**PROBLEM:** Look over the entries that follow and work out how many lines contain "Активна". State the number only.
[[ DATA LISTING open ]]
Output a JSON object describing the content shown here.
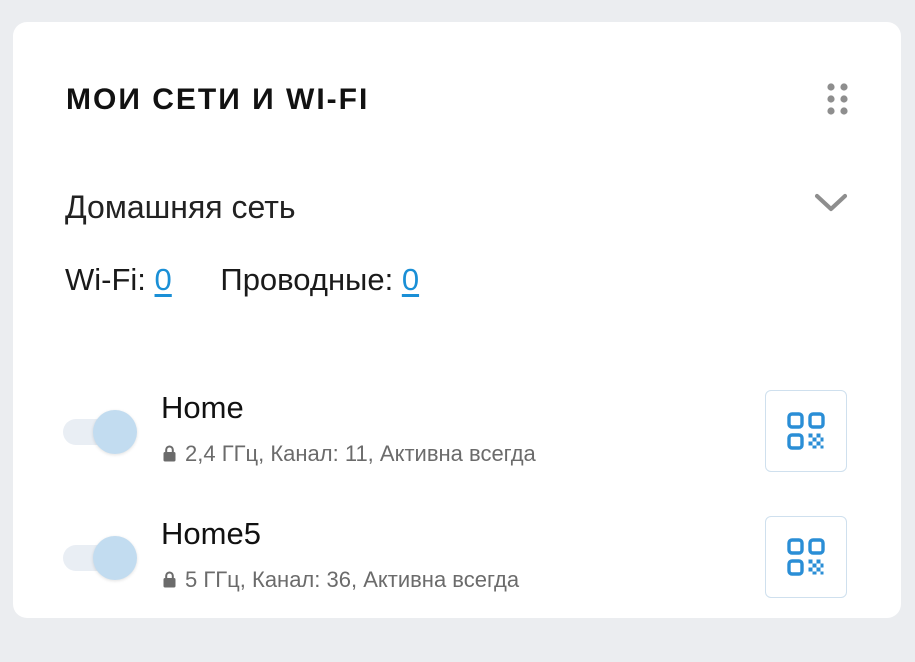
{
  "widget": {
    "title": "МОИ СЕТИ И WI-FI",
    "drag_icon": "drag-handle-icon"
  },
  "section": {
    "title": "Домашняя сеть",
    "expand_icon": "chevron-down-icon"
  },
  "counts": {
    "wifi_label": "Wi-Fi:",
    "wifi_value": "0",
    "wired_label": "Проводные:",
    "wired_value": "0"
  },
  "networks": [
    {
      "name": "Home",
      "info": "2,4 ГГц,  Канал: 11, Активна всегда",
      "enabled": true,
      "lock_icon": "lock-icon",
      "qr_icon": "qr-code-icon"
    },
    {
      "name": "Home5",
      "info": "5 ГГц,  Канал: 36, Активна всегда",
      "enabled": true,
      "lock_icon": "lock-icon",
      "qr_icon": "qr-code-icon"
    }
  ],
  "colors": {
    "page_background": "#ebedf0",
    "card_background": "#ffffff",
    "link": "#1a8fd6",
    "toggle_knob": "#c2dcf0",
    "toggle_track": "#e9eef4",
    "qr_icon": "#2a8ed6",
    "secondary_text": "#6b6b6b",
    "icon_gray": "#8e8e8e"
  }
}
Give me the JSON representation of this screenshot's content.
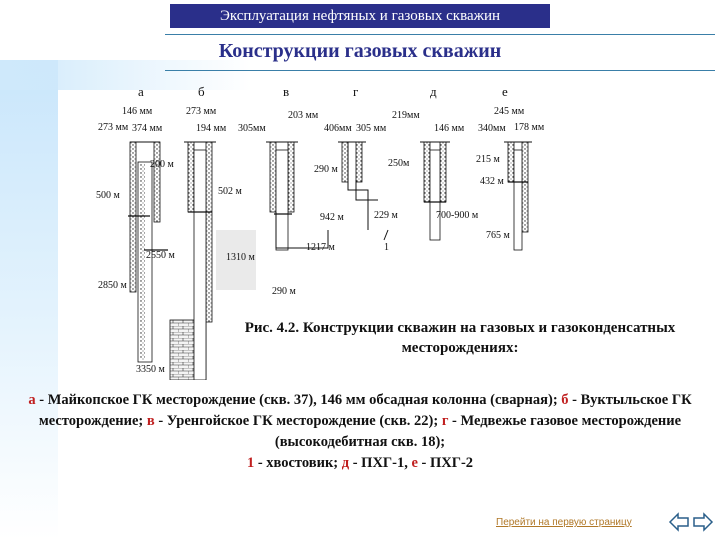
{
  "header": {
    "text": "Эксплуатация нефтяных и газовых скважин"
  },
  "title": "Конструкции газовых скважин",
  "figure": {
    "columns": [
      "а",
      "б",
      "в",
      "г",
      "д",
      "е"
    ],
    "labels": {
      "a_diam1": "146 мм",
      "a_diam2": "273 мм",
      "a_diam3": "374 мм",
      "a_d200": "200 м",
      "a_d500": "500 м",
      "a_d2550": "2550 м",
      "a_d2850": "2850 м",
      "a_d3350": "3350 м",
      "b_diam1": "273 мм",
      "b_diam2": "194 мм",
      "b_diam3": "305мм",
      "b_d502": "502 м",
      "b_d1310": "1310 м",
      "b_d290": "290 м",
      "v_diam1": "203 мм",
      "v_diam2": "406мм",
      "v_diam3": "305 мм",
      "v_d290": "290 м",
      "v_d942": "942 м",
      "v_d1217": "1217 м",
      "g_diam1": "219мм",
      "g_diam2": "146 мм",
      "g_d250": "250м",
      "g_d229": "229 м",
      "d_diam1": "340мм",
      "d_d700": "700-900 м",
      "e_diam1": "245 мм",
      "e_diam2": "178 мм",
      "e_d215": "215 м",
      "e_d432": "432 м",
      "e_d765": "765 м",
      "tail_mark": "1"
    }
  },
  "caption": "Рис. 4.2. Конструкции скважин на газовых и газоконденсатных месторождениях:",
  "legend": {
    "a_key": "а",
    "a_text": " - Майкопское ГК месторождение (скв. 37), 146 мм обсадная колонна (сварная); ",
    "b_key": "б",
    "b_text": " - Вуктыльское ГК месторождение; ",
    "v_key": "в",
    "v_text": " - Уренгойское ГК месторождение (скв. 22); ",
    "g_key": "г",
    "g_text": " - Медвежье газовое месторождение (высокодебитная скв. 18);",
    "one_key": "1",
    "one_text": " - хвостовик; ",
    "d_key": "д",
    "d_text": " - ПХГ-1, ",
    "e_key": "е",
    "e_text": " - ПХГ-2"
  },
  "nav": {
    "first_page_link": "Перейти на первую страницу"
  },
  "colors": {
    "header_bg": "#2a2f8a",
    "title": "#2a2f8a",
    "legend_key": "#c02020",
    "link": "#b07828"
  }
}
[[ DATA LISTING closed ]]
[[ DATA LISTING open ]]
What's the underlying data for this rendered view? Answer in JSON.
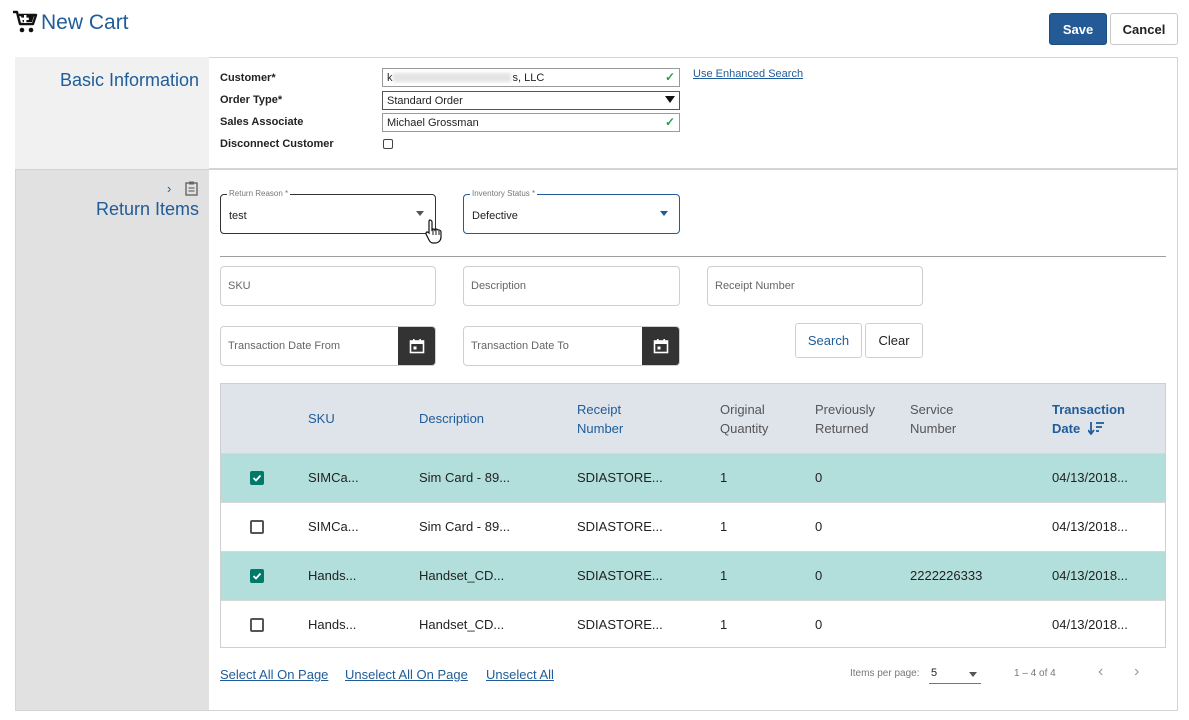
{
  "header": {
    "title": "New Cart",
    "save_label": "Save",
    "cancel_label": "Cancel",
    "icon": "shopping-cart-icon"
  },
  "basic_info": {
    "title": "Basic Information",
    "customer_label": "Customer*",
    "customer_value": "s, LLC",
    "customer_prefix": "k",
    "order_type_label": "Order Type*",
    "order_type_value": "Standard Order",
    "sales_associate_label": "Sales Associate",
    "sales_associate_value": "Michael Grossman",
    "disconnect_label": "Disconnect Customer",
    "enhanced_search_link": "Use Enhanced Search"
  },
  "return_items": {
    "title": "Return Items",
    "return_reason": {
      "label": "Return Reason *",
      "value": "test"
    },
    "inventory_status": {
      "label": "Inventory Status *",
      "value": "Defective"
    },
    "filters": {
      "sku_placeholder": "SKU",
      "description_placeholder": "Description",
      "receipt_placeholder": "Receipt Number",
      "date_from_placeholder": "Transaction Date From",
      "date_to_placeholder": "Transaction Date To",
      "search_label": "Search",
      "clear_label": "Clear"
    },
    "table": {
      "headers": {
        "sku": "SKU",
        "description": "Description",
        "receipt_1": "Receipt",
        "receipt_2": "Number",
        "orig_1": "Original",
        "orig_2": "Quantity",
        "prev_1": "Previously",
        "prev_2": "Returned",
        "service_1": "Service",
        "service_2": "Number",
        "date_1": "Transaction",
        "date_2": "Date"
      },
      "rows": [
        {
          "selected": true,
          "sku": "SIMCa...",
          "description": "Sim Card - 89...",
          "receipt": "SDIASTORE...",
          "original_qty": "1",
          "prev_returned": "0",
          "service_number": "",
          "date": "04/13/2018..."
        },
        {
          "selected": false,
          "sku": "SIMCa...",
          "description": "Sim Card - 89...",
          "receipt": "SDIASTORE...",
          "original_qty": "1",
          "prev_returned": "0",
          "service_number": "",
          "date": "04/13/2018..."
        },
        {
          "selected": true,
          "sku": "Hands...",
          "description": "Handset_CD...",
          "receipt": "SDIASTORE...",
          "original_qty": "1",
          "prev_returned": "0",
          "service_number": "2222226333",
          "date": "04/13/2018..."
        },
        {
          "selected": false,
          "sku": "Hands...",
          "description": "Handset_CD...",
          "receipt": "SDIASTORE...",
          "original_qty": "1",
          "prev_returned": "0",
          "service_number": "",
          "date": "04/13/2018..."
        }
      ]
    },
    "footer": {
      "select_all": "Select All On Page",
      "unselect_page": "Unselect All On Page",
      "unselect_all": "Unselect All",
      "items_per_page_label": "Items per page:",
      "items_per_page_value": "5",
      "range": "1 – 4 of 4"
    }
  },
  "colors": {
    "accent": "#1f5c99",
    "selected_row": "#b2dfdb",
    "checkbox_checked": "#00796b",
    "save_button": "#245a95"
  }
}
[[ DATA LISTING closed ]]
**COMPLETED EXERCISE:** 2